“The Metropolitan Opera and the union representing its stagehands reached a contract deal early Wednesday morning, clearing the last major hurdle before the company could go ahead with its coming season of operas,” reports Michael Cooper in Wednesday’s (8/20) New York Times. “The Met’s management, whose demand for concessions sparked the worst labor strife at the opera house in decades, abandoned its threat to lock out workers… The union, Local 1 of the International Alliance of Theatrical Stage Employees, which represents stagehands, carpenters and electricians, was the third of the opera house’s three major unions to reach an agreement. The unions representing the Met’s orchestra and its chorus made deals early Monday morning … Those unions—the American Guild of Musical Artists, which represents the chorus, singers, stage directors and others, and Local 802 of the American Federation of Musicians, which represents the orchestra—agreed to four-year deals. The workers in those two unions agreed to a 3.5 percent wage cut, followed by another 3.5 percent reduction in six months—either as a further wage cut or a negotiated change in benefits. In the second half of the fourth year they would get a 3 percent raise.

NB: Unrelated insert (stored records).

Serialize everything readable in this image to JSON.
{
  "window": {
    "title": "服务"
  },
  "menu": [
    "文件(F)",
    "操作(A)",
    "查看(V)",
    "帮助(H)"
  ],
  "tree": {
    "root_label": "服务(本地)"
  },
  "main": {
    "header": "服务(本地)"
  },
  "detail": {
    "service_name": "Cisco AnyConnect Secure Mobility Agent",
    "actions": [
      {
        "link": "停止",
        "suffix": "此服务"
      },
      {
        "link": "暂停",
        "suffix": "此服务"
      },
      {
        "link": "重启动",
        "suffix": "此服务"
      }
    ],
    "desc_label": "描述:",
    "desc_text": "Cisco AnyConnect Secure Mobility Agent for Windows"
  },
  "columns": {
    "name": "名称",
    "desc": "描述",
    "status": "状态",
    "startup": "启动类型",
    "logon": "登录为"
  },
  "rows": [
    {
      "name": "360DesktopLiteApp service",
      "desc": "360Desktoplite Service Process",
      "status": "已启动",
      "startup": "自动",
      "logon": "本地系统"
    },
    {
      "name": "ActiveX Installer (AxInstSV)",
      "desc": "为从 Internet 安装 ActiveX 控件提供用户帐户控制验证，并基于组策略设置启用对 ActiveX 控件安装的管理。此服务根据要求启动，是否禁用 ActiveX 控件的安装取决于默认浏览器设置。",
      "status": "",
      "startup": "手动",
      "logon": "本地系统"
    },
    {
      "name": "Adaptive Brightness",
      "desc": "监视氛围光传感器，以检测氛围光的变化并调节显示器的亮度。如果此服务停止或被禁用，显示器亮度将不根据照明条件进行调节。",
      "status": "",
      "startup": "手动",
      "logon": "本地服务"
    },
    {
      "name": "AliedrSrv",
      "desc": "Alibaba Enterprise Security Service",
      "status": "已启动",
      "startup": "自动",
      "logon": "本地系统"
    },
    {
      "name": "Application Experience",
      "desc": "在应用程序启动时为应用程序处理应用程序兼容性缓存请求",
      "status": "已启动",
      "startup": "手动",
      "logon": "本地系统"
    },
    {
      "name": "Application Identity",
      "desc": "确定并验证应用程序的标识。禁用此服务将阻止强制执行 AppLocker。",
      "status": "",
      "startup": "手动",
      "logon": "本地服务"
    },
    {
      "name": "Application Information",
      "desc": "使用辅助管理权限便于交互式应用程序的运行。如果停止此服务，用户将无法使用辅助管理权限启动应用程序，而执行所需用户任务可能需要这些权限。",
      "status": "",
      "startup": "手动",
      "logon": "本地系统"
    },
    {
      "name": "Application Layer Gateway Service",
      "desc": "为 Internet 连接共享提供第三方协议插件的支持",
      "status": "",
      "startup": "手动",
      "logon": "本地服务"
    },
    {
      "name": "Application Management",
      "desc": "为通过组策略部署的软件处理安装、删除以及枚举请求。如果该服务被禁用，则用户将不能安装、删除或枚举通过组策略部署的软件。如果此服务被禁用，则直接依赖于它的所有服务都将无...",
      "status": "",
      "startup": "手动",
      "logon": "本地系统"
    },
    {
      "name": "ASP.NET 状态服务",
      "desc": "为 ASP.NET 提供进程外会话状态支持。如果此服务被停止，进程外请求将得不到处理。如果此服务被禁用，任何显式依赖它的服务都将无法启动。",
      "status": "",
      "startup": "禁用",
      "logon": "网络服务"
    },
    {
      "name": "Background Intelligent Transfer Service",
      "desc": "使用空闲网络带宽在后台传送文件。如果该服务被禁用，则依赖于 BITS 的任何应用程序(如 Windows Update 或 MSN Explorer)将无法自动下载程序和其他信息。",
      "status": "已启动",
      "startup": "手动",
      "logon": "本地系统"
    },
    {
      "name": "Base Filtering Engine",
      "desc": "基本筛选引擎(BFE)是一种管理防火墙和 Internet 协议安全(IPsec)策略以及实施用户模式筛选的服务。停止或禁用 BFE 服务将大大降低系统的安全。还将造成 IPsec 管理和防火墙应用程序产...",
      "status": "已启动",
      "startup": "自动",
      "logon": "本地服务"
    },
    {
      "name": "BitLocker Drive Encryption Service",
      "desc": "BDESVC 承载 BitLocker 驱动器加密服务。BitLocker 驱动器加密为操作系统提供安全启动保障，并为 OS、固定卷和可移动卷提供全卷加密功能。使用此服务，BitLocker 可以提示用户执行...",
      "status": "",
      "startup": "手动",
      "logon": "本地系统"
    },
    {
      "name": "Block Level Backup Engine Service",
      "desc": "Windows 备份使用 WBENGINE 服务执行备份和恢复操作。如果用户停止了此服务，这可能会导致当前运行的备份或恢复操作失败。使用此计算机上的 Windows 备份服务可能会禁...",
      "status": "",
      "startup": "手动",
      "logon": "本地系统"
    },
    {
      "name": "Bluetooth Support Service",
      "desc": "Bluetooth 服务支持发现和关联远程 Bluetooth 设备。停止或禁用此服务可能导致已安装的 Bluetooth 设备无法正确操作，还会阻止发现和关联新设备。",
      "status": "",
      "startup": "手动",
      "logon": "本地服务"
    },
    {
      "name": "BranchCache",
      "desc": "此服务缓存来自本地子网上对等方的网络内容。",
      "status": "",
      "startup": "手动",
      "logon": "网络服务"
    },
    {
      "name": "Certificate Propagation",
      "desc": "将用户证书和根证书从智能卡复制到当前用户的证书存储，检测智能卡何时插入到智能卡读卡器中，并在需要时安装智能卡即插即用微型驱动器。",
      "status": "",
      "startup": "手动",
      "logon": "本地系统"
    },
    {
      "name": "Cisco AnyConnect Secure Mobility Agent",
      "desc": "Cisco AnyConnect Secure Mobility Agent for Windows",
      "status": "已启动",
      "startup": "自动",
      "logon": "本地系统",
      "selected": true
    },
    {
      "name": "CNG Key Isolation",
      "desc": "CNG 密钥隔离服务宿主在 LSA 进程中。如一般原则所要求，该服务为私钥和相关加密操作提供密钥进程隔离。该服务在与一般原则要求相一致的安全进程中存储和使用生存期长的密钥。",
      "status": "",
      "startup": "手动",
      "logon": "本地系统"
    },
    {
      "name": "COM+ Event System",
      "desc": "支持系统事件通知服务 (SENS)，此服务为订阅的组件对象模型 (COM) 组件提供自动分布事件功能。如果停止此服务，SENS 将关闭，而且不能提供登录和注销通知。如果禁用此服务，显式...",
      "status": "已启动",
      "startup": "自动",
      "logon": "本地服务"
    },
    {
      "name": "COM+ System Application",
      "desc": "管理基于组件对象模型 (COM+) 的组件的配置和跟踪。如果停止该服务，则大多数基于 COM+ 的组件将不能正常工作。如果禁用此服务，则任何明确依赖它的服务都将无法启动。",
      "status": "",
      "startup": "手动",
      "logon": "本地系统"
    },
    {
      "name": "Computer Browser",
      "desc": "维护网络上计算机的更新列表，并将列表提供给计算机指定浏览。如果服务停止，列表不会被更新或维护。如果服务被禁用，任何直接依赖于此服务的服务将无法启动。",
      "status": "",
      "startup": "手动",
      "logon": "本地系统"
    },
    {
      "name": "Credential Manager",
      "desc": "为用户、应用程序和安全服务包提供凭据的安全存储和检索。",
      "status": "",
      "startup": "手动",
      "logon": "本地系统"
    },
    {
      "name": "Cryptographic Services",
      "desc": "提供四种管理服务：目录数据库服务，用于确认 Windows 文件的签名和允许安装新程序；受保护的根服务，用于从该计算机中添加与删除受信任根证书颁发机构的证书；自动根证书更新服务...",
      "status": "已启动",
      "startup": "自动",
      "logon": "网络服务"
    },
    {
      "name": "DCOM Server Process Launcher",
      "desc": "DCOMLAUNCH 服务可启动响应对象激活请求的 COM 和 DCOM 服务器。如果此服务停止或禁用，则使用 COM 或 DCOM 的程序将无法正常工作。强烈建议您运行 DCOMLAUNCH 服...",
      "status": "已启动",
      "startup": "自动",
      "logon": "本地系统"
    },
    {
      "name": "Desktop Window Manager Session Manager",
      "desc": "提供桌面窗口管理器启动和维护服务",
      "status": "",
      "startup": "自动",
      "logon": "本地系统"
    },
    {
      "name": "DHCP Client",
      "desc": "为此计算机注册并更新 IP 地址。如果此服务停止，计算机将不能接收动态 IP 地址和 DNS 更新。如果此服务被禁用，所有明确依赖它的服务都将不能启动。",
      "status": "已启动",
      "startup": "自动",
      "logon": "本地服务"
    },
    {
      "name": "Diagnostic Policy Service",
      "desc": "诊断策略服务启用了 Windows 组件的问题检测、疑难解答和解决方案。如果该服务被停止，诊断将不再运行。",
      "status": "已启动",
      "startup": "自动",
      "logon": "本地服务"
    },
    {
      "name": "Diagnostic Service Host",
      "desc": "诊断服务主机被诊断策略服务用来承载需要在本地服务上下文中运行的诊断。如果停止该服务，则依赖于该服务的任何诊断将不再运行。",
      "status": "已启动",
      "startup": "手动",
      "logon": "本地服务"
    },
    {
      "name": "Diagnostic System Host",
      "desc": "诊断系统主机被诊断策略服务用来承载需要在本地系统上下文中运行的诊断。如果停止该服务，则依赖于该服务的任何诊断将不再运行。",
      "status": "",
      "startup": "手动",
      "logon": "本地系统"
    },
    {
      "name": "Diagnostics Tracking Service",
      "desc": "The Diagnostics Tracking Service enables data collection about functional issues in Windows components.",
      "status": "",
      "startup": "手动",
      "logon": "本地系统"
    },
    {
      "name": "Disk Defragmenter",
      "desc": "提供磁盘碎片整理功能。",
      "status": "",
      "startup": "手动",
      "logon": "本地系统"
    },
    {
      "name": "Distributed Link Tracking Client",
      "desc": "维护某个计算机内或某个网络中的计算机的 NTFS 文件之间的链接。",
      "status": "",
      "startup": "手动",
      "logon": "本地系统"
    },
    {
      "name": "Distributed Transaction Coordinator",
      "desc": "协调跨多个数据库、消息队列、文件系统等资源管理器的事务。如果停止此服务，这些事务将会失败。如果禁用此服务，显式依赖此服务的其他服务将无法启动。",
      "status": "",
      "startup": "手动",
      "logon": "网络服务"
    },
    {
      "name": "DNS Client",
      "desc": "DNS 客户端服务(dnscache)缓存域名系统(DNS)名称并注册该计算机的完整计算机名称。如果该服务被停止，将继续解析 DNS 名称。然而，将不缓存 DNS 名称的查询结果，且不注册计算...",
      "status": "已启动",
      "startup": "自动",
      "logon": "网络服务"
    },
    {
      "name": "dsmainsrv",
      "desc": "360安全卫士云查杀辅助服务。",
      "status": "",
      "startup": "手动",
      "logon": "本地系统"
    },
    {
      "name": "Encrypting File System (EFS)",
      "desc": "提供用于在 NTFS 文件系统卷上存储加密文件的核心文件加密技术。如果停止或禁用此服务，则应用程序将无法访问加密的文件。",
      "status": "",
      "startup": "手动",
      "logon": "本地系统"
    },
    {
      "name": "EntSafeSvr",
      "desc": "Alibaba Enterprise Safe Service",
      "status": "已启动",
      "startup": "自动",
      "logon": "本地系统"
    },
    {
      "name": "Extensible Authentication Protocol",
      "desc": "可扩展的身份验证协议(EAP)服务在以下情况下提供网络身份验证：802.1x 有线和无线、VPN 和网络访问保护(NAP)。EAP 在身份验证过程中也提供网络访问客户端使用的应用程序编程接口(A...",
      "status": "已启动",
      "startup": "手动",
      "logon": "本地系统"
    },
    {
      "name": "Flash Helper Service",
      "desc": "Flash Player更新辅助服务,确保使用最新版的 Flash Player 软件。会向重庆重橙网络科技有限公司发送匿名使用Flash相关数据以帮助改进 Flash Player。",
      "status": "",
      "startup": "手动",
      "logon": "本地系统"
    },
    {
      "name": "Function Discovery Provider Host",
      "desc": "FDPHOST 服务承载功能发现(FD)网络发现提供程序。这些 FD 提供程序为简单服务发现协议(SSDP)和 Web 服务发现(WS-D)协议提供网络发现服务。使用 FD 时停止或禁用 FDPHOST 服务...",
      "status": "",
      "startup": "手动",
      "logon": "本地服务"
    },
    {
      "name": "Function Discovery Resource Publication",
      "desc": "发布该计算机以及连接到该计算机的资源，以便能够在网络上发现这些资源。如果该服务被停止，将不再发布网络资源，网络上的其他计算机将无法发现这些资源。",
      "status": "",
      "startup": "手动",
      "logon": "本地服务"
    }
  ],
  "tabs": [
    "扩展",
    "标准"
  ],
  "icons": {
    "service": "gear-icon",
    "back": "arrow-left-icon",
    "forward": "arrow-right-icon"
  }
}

The Met agreed to cut administrative costs, and to cut $11.25 million of other expenses from its budget each year. … The cuts by labor and management were expected to help the Met, whose annual budget is more than $300 million a year, cut $90 million worth of expenses over the next four years.”

Posted August 20, 2014